(Excerpts from an interface dataset)
[Start of section]

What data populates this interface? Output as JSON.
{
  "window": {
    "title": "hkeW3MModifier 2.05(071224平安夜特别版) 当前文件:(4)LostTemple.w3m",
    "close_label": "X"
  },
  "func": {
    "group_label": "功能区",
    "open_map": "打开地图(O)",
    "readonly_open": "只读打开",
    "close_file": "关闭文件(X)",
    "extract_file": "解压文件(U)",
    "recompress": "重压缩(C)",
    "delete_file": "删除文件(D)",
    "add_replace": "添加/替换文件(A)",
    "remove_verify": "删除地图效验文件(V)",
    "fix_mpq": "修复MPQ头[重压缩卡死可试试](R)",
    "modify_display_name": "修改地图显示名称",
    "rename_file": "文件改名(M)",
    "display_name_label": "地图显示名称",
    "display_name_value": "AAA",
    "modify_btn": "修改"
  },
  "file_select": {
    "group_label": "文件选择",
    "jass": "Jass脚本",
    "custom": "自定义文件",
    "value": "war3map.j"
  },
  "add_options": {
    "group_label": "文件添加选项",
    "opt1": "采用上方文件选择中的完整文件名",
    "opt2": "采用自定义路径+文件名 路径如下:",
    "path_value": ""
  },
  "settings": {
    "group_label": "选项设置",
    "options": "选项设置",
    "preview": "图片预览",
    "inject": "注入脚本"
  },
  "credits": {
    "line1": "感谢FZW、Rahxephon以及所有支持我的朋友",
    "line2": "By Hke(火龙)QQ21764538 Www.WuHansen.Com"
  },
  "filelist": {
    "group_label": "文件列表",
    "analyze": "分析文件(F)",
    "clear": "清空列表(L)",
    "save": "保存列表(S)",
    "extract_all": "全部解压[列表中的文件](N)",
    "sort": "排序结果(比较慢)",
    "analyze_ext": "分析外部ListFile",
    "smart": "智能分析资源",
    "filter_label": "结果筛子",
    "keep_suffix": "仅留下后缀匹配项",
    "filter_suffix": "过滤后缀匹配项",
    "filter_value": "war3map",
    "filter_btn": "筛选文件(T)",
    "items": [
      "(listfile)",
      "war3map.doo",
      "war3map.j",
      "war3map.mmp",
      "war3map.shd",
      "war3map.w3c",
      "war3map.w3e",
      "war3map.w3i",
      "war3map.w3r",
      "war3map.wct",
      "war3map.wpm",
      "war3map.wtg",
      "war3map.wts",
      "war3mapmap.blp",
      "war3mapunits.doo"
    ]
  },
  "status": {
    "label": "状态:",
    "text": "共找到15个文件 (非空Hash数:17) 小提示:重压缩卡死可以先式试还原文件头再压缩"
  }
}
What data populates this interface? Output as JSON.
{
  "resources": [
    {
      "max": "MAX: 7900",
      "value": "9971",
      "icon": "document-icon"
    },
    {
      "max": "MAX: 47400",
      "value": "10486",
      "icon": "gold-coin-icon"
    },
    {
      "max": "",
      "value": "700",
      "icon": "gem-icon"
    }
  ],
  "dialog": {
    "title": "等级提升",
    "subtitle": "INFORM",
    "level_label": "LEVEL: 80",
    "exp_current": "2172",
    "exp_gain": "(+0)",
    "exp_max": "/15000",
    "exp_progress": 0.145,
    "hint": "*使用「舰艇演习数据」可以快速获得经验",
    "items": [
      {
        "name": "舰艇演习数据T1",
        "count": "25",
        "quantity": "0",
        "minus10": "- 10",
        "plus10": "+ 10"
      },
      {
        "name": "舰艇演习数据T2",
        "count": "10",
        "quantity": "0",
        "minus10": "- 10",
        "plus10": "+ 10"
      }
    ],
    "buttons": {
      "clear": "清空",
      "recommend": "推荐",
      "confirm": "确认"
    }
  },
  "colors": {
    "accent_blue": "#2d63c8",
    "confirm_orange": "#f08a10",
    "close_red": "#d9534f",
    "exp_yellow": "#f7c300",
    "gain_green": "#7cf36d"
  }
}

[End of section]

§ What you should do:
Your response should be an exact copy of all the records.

§ Solution for this exercise:
What data populates this interface? Output as JSON.
{
  "window": {
    "title": "hkeW3MModifier 2.05(071224平安夜特别版) 当前文件:(4)LostTemple.w3m",
    "close_label": "X"
  },
  "func": {
    "group_label": "功能区",
    "open_map": "打开地图(O)",
    "readonly_open": "只读打开",
    "close_file": "关闭文件(X)",
    "extract_file": "解压文件(U)",
    "recompress": "重压缩(C)",
    "delete_file": "删除文件(D)",
    "add_replace": "添加/替换文件(A)",
    "remove_verify": "删除地图效验文件(V)",
    "fix_mpq": "修复MPQ头[重压缩卡死可试试](R)",
    "modify_display_name": "修改地图显示名称",
    "rename_file": "文件改名(M)",
    "display_name_label": "地图显示名称",
    "display_name_value": "AAA",
    "modify_btn": "修改"
  },
  "file_select": {
    "group_label": "文件选择",
    "jass": "Jass脚本",
    "custom": "自定义文件",
    "value": "war3map.j"
  },
  "add_options": {
    "group_label": "文件添加选项",
    "opt1": "采用上方文件选择中的完整文件名",
    "opt2": "采用自定义路径+文件名 路径如下:",
    "path_value": ""
  },
  "settings": {
    "group_label": "选项设置",
    "options": "选项设置",
    "preview": "图片预览",
    "inject": "注入脚本"
  },
  "credits": {
    "line1": "感谢FZW、Rahxephon以及所有支持我的朋友",
    "line2": "By Hke(火龙)QQ21764538 Www.WuHansen.Com"
  },
  "filelist": {
    "group_label": "文件列表",
    "analyze": "分析文件(F)",
    "clear": "清空列表(L)",
    "save": "保存列表(S)",
    "extract_all": "全部解压[列表中的文件](N)",
    "sort": "排序结果(比较慢)",
    "analyze_ext": "分析外部ListFile",
    "smart": "智能分析资源",
    "filter_label": "结果筛子",
    "keep_suffix": "仅留下后缀匹配项",
    "filter_suffix": "过滤后缀匹配项",
    "filter_value": "war3map",
    "filter_btn": "筛选文件(T)",
    "items": [
      "(listfile)",
      "war3map.doo",
      "war3map.j",
      "war3map.mmp",
      "war3map.shd",
      "war3map.w3c",
      "war3map.w3e",
      "war3map.w3i",
      "war3map.w3r",
      "war3map.wct",
      "war3map.wpm",
      "war3map.wtg",
      "war3map.wts",
      "war3mapmap.blp",
      "war3mapunits.doo"
    ]
  },
  "status": {
    "label": "状态:",
    "text": "共找到15个文件 (非空Hash数:17) 小提示:重压缩卡死可以先式试还原文件头再压缩"
  }
}
What data populates this interface? Output as JSON.
{
  "resources": [
    {
      "max": "MAX: 7900",
      "value": "9971",
      "icon": "document-icon"
    },
    {
      "max": "MAX: 47400",
      "value": "10486",
      "icon": "gold-coin-icon"
    },
    {
      "max": "",
      "value": "700",
      "icon": "gem-icon"
    }
  ],
  "dialog": {
    "title": "等级提升",
    "subtitle": "INFORM",
    "level_label": "LEVEL: 80",
    "exp_current": "2172",
    "exp_gain": "(+0)",
    "exp_max": "/15000",
    "exp_progress": 0.145,
    "hint": "*使用「舰艇演习数据」可以快速获得经验",
    "items": [
      {
        "name": "舰艇演习数据T1",
        "count": "25",
        "quantity": "0",
        "minus10": "- 10",
        "plus10": "+ 10"
      },
      {
        "name": "舰艇演习数据T2",
        "count": "10",
        "quantity": "0",
        "minus10": "- 10",
        "plus10": "+ 10"
      }
    ],
    "buttons": {
      "clear": "清空",
      "recommend": "推荐",
      "confirm": "确认"
    }
  },
  "colors": {
    "accent_blue": "#2d63c8",
    "confirm_orange": "#f08a10",
    "close_red": "#d9534f",
    "exp_yellow": "#f7c300",
    "gain_green": "#7cf36d"
  }
}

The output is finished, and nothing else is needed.